■ EXERCISE DIRECTIONS: Look through the lines below and extract any with the word "data".
######
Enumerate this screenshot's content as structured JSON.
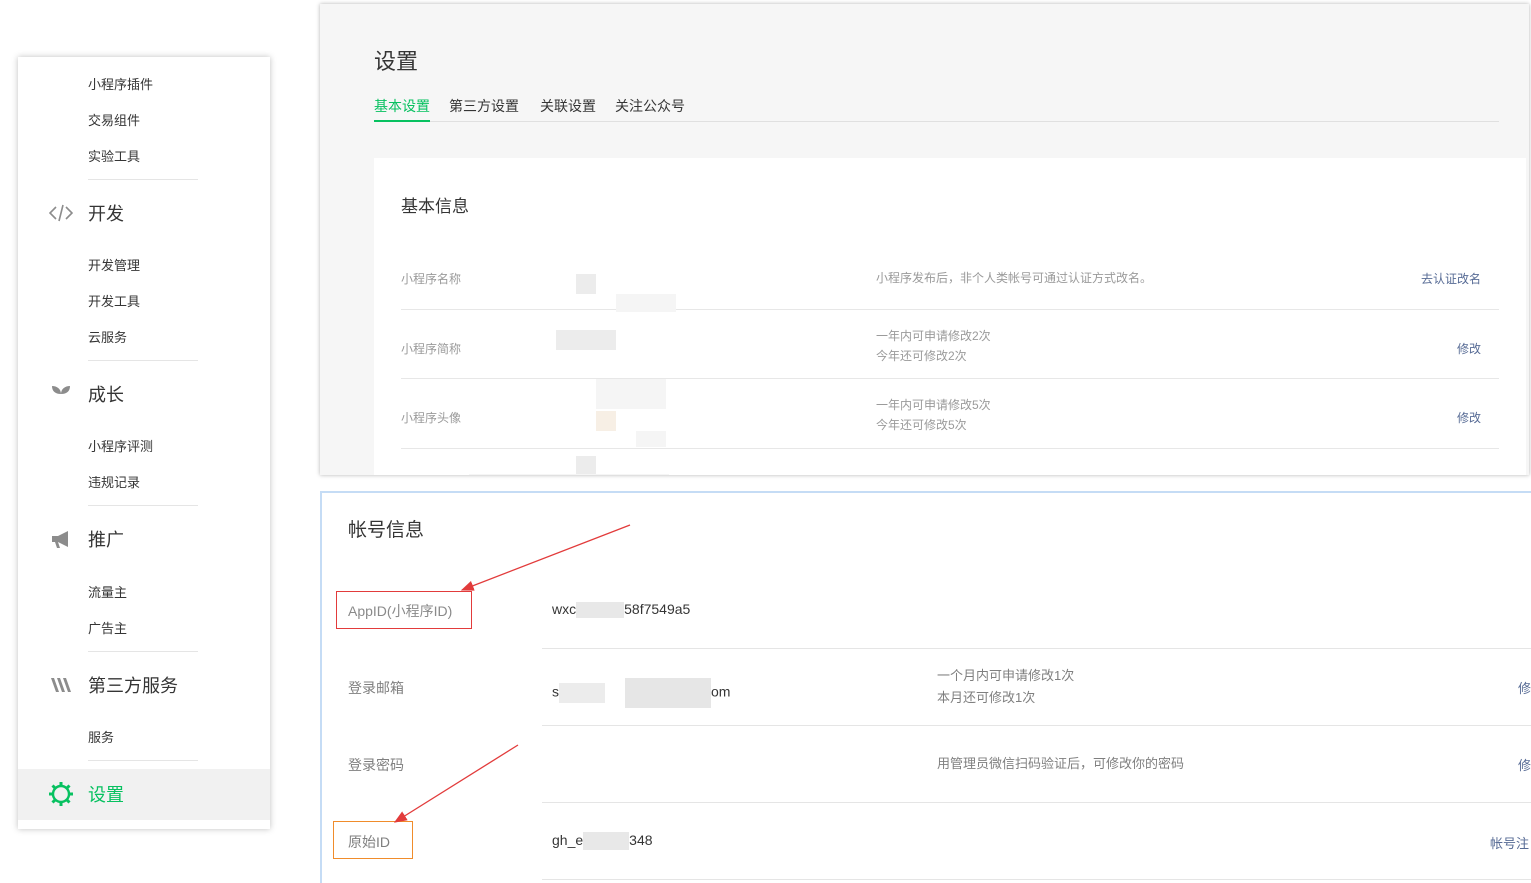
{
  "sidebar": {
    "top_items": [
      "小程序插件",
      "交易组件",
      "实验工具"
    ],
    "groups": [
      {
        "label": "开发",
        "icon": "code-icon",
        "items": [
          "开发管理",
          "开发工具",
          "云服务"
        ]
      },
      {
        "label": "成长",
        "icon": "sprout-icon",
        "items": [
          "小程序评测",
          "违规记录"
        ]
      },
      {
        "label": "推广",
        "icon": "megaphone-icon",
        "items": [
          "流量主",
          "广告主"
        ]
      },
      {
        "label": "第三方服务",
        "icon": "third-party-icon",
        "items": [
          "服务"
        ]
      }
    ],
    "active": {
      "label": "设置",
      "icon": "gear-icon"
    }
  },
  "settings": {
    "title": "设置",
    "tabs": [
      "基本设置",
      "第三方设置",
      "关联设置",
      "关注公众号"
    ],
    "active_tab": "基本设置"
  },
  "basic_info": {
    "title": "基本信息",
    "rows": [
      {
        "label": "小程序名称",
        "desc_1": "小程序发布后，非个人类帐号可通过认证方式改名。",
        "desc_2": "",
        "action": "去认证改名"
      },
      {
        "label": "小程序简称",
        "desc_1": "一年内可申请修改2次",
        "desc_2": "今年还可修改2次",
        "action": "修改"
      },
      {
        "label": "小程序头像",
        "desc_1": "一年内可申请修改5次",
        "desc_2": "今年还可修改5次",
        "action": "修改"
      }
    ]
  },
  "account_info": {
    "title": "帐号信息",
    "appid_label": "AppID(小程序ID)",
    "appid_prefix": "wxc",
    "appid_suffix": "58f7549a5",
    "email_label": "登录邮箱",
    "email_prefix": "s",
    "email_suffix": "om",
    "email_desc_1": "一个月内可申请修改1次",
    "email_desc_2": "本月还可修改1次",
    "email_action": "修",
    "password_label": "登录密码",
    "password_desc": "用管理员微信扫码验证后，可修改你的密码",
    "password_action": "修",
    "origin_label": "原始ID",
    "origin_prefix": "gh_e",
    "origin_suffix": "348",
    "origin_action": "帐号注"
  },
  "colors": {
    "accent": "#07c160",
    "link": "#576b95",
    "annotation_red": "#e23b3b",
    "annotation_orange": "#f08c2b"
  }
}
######
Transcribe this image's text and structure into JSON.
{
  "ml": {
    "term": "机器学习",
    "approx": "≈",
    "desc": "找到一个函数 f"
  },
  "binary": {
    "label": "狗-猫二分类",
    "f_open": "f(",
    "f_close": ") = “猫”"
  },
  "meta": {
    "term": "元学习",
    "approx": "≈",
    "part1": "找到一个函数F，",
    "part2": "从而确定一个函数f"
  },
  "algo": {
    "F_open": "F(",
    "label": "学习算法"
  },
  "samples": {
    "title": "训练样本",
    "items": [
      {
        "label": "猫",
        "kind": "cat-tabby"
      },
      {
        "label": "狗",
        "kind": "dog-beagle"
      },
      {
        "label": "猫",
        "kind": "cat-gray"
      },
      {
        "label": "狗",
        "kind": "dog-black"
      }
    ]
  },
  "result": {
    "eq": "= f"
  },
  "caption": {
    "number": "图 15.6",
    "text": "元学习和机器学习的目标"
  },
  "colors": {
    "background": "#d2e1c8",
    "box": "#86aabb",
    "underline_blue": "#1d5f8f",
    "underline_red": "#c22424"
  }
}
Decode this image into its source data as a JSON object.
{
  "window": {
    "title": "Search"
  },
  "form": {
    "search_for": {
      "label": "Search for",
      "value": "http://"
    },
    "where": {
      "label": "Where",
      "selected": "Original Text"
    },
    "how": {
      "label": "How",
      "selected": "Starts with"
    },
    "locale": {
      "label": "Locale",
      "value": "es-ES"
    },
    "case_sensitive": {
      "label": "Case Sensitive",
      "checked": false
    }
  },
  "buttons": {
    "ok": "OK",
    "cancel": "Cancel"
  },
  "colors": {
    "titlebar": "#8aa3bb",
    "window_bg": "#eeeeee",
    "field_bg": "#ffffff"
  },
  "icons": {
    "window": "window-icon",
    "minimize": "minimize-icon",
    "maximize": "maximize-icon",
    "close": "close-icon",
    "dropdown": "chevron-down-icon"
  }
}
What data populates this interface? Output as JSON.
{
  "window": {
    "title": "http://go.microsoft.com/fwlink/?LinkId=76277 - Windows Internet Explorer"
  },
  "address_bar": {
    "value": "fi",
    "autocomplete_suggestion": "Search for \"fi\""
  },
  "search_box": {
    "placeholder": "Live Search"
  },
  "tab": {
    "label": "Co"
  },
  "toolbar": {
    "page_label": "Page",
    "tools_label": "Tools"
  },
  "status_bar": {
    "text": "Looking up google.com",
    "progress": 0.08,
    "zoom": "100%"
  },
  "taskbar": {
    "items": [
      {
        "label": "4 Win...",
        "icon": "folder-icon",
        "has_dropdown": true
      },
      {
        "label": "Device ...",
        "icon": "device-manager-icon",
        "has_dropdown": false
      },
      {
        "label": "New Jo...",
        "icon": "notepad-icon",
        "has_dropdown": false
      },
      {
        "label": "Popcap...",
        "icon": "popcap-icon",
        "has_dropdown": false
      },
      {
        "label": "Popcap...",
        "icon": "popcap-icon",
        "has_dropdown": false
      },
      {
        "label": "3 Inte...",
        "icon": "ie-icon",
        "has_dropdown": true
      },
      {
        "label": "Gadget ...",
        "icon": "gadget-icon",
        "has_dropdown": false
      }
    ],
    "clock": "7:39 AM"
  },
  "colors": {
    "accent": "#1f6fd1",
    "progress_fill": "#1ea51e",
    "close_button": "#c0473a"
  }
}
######
■ RESPONSE:
Decode this image into its source data as a JSON object.
What data populates this interface? Output as JSON.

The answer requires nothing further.